Peter McCambridge is a literary translator originally from Ireland, now based in Quebec City. He also translated Eric Dupont’s Songs for the Cold of Heart, originally La fiancée américaine, that was on the 2018 Scotiabank Giller Prize shortlist and was a finalist for the 2018 Governor General’s Literary Award for translation.
Eric Dupont is an author, teacher and translator from Montreal. His French-language novel La Logeuse won the Radio-Canada’s version of Canada Reads, Combats des livres. He was a finalist for both the Prix littéraire France-Québec and the Prix des cinq continents.

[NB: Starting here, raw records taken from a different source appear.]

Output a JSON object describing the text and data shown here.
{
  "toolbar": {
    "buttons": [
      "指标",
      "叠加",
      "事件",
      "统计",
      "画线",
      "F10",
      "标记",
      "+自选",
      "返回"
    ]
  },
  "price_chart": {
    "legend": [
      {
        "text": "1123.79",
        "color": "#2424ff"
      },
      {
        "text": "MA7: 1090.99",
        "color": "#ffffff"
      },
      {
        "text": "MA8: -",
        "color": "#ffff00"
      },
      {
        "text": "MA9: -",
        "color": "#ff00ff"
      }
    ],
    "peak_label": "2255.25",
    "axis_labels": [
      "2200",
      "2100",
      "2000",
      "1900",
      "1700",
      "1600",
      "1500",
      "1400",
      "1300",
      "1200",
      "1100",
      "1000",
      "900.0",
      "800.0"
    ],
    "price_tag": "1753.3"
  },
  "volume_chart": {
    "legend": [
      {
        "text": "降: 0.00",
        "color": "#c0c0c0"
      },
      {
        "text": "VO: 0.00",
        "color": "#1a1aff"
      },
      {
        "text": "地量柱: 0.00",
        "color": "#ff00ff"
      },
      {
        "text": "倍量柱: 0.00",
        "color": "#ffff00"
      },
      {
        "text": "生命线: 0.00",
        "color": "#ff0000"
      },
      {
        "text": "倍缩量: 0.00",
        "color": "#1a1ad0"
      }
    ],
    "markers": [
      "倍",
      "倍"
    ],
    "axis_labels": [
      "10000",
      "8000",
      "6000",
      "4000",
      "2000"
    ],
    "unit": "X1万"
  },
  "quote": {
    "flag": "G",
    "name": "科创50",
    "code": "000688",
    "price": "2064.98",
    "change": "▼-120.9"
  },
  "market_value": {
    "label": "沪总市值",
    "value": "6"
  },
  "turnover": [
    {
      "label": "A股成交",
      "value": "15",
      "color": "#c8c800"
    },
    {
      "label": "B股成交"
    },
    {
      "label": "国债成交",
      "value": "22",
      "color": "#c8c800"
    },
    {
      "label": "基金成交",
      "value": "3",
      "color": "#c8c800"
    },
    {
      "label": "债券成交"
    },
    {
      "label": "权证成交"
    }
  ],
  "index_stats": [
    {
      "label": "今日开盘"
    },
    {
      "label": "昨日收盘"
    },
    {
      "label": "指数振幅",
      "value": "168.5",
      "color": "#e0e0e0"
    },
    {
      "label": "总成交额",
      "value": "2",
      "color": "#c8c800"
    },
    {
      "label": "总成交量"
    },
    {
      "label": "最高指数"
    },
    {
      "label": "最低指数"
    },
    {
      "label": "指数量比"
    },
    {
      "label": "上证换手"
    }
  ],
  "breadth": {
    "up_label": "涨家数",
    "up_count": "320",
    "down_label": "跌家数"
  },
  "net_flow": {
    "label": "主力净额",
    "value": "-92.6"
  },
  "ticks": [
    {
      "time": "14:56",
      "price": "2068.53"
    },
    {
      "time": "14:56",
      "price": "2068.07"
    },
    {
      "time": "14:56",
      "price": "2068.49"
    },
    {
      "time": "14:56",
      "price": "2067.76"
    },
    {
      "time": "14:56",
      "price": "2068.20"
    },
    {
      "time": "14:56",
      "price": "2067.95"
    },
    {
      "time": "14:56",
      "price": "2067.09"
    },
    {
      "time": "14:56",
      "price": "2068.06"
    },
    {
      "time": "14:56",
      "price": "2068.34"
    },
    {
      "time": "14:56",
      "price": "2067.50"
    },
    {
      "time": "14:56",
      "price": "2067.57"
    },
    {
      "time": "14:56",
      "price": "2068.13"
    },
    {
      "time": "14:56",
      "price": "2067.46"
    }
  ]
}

He was the winner of the Prix littéraire des collégiens and the Prix des libraires.
This rare feat of literary translation is a seamless, highly readable and wonderfully inventive work in its own right.– 2023 peer assessment committee
“Peter McCambridge’s translation, Rosa’s Very Own Personal Revolution, brilliantly renders Éric Dupont’s vibrant literary universe and rollicking story of an innocent young woman from the Gaspé Peninsula catapulted into turn-of-the-millenium Montréal. This rare feat of literary translation is a seamless, highly readable and wonderfully inventive work in its own right,” the peer assessment committee said in a statement.
The peer assessment committee was Bilal Hashmi, Melissa Bull and Pablo Strauss.